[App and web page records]
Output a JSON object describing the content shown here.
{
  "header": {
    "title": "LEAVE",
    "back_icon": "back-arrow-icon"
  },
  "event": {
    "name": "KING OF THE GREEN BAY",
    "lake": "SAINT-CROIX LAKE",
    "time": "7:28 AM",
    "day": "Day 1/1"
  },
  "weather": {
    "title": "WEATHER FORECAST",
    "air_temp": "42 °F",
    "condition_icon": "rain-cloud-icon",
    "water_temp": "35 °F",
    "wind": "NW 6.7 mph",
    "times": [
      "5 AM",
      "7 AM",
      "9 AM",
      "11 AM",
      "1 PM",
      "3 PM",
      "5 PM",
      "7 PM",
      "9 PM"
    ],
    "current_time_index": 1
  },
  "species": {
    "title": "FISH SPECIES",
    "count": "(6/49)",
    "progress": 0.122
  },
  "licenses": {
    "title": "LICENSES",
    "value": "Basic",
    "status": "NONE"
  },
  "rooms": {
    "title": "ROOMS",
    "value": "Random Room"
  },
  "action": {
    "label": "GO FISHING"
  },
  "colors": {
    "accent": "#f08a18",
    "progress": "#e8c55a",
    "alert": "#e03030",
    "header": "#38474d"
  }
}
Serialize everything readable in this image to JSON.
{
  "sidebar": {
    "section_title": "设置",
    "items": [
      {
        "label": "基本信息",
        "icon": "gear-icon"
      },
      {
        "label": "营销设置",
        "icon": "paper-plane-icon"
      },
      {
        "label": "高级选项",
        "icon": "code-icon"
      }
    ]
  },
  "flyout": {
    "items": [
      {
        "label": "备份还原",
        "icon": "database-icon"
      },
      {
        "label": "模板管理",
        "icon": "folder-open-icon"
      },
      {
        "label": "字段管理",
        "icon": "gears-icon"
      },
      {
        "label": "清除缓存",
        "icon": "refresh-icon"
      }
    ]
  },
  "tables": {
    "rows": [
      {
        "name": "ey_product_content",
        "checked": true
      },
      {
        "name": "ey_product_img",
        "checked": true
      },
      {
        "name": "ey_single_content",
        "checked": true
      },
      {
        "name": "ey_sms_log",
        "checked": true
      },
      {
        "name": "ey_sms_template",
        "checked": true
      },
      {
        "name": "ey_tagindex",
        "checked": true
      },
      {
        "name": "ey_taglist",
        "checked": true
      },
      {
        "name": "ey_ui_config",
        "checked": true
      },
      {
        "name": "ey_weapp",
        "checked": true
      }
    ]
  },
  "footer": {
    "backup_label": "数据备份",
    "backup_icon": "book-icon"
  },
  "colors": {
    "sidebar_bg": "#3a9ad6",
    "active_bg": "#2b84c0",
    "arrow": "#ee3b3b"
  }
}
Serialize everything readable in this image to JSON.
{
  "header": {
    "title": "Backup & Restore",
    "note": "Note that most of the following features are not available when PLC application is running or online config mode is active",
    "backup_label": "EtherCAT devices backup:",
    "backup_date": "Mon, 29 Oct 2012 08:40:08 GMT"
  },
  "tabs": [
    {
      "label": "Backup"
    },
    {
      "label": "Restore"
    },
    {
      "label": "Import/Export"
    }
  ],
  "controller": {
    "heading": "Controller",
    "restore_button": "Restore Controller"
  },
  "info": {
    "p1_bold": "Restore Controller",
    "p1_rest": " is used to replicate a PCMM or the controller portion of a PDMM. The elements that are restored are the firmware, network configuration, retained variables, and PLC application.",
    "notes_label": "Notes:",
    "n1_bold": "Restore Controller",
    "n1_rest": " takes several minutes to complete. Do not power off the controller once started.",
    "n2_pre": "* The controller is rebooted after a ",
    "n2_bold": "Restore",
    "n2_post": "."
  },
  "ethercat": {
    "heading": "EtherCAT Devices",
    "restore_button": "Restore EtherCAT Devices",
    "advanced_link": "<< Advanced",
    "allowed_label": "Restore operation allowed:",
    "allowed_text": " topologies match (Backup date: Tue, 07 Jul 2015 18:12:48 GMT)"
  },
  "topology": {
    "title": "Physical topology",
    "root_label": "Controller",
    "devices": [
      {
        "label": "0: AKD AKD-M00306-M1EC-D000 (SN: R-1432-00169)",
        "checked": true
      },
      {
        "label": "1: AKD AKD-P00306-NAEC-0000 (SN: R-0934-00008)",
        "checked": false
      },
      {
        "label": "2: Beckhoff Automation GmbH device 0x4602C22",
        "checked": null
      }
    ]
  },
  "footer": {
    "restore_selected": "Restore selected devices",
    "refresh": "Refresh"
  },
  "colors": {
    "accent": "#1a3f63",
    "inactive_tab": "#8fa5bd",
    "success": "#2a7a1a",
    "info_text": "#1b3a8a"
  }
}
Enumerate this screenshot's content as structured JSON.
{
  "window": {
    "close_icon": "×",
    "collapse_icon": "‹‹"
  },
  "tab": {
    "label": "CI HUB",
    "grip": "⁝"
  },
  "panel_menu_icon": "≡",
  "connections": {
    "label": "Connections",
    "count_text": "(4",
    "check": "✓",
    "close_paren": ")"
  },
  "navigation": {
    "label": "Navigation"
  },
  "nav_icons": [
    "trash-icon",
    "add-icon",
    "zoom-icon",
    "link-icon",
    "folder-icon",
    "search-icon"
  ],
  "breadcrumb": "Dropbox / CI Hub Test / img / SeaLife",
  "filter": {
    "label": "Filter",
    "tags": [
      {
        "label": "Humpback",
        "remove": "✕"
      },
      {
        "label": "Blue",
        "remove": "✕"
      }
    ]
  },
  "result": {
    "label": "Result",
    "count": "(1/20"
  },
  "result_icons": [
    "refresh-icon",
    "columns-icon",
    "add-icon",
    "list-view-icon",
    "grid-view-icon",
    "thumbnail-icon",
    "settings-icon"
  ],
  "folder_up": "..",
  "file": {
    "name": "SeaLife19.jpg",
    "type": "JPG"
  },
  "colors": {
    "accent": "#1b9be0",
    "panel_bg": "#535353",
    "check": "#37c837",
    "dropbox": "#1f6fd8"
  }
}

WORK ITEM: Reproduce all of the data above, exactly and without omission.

YOUR SOLUTION:
Output a JSON object describing the content shown here.
{
  "header": {
    "title": "LEAVE",
    "back_icon": "back-arrow-icon"
  },
  "event": {
    "name": "KING OF THE GREEN BAY",
    "lake": "SAINT-CROIX LAKE",
    "time": "7:28 AM",
    "day": "Day 1/1"
  },
  "weather": {
    "title": "WEATHER FORECAST",
    "air_temp": "42 °F",
    "condition_icon": "rain-cloud-icon",
    "water_temp": "35 °F",
    "wind": "NW 6.7 mph",
    "times": [
      "5 AM",
      "7 AM",
      "9 AM",
      "11 AM",
      "1 PM",
      "3 PM",
      "5 PM",
      "7 PM",
      "9 PM"
    ],
    "current_time_index": 1
  },
  "species": {
    "title": "FISH SPECIES",
    "count": "(6/49)",
    "progress": 0.122
  },
  "licenses": {
    "title": "LICENSES",
    "value": "Basic",
    "status": "NONE"
  },
  "rooms": {
    "title": "ROOMS",
    "value": "Random Room"
  },
  "action": {
    "label": "GO FISHING"
  },
  "colors": {
    "accent": "#f08a18",
    "progress": "#e8c55a",
    "alert": "#e03030",
    "header": "#38474d"
  }
}
Serialize everything readable in this image to JSON.
{
  "sidebar": {
    "section_title": "设置",
    "items": [
      {
        "label": "基本信息",
        "icon": "gear-icon"
      },
      {
        "label": "营销设置",
        "icon": "paper-plane-icon"
      },
      {
        "label": "高级选项",
        "icon": "code-icon"
      }
    ]
  },
  "flyout": {
    "items": [
      {
        "label": "备份还原",
        "icon": "database-icon"
      },
      {
        "label": "模板管理",
        "icon": "folder-open-icon"
      },
      {
        "label": "字段管理",
        "icon": "gears-icon"
      },
      {
        "label": "清除缓存",
        "icon": "refresh-icon"
      }
    ]
  },
  "tables": {
    "rows": [
      {
        "name": "ey_product_content",
        "checked": true
      },
      {
        "name": "ey_product_img",
        "checked": true
      },
      {
        "name": "ey_single_content",
        "checked": true
      },
      {
        "name": "ey_sms_log",
        "checked": true
      },
      {
        "name": "ey_sms_template",
        "checked": true
      },
      {
        "name": "ey_tagindex",
        "checked": true
      },
      {
        "name": "ey_taglist",
        "checked": true
      },
      {
        "name": "ey_ui_config",
        "checked": true
      },
      {
        "name": "ey_weapp",
        "checked": true
      }
    ]
  },
  "footer": {
    "backup_label": "数据备份",
    "backup_icon": "book-icon"
  },
  "colors": {
    "sidebar_bg": "#3a9ad6",
    "active_bg": "#2b84c0",
    "arrow": "#ee3b3b"
  }
}
Serialize everything readable in this image to JSON.
{
  "header": {
    "title": "Backup & Restore",
    "note": "Note that most of the following features are not available when PLC application is running or online config mode is active",
    "backup_label": "EtherCAT devices backup:",
    "backup_date": "Mon, 29 Oct 2012 08:40:08 GMT"
  },
  "tabs": [
    {
      "label": "Backup"
    },
    {
      "label": "Restore"
    },
    {
      "label": "Import/Export"
    }
  ],
  "controller": {
    "heading": "Controller",
    "restore_button": "Restore Controller"
  },
  "info": {
    "p1_bold": "Restore Controller",
    "p1_rest": " is used to replicate a PCMM or the controller portion of a PDMM. The elements that are restored are the firmware, network configuration, retained variables, and PLC application.",
    "notes_label": "Notes:",
    "n1_bold": "Restore Controller",
    "n1_rest": " takes several minutes to complete. Do not power off the controller once started.",
    "n2_pre": "* The controller is rebooted after a ",
    "n2_bold": "Restore",
    "n2_post": "."
  },
  "ethercat": {
    "heading": "EtherCAT Devices",
    "restore_button": "Restore EtherCAT Devices",
    "advanced_link": "<< Advanced",
    "allowed_label": "Restore operation allowed:",
    "allowed_text": " topologies match (Backup date: Tue, 07 Jul 2015 18:12:48 GMT)"
  },
  "topology": {
    "title": "Physical topology",
    "root_label": "Controller",
    "devices": [
      {
        "label": "0: AKD AKD-M00306-M1EC-D000 (SN: R-1432-00169)",
        "checked": true
      },
      {
        "label": "1: AKD AKD-P00306-NAEC-0000 (SN: R-0934-00008)",
        "checked": false
      },
      {
        "label": "2: Beckhoff Automation GmbH device 0x4602C22",
        "checked": null
      }
    ]
  },
  "footer": {
    "restore_selected": "Restore selected devices",
    "refresh": "Refresh"
  },
  "colors": {
    "accent": "#1a3f63",
    "inactive_tab": "#8fa5bd",
    "success": "#2a7a1a",
    "info_text": "#1b3a8a"
  }
}
Enumerate this screenshot's content as structured JSON.
{
  "window": {
    "close_icon": "×",
    "collapse_icon": "‹‹"
  },
  "tab": {
    "label": "CI HUB",
    "grip": "⁝"
  },
  "panel_menu_icon": "≡",
  "connections": {
    "label": "Connections",
    "count_text": "(4",
    "check": "✓",
    "close_paren": ")"
  },
  "navigation": {
    "label": "Navigation"
  },
  "nav_icons": [
    "trash-icon",
    "add-icon",
    "zoom-icon",
    "link-icon",
    "folder-icon",
    "search-icon"
  ],
  "breadcrumb": "Dropbox / CI Hub Test / img / SeaLife",
  "filter": {
    "label": "Filter",
    "tags": [
      {
        "label": "Humpback",
        "remove": "✕"
      },
      {
        "label": "Blue",
        "remove": "✕"
      }
    ]
  },
  "result": {
    "label": "Result",
    "count": "(1/20"
  },
  "result_icons": [
    "refresh-icon",
    "columns-icon",
    "add-icon",
    "list-view-icon",
    "grid-view-icon",
    "thumbnail-icon",
    "settings-icon"
  ],
  "folder_up": "..",
  "file": {
    "name": "SeaLife19.jpg",
    "type": "JPG"
  },
  "colors": {
    "accent": "#1b9be0",
    "panel_bg": "#535353",
    "check": "#37c837",
    "dropbox": "#1f6fd8"
  }
}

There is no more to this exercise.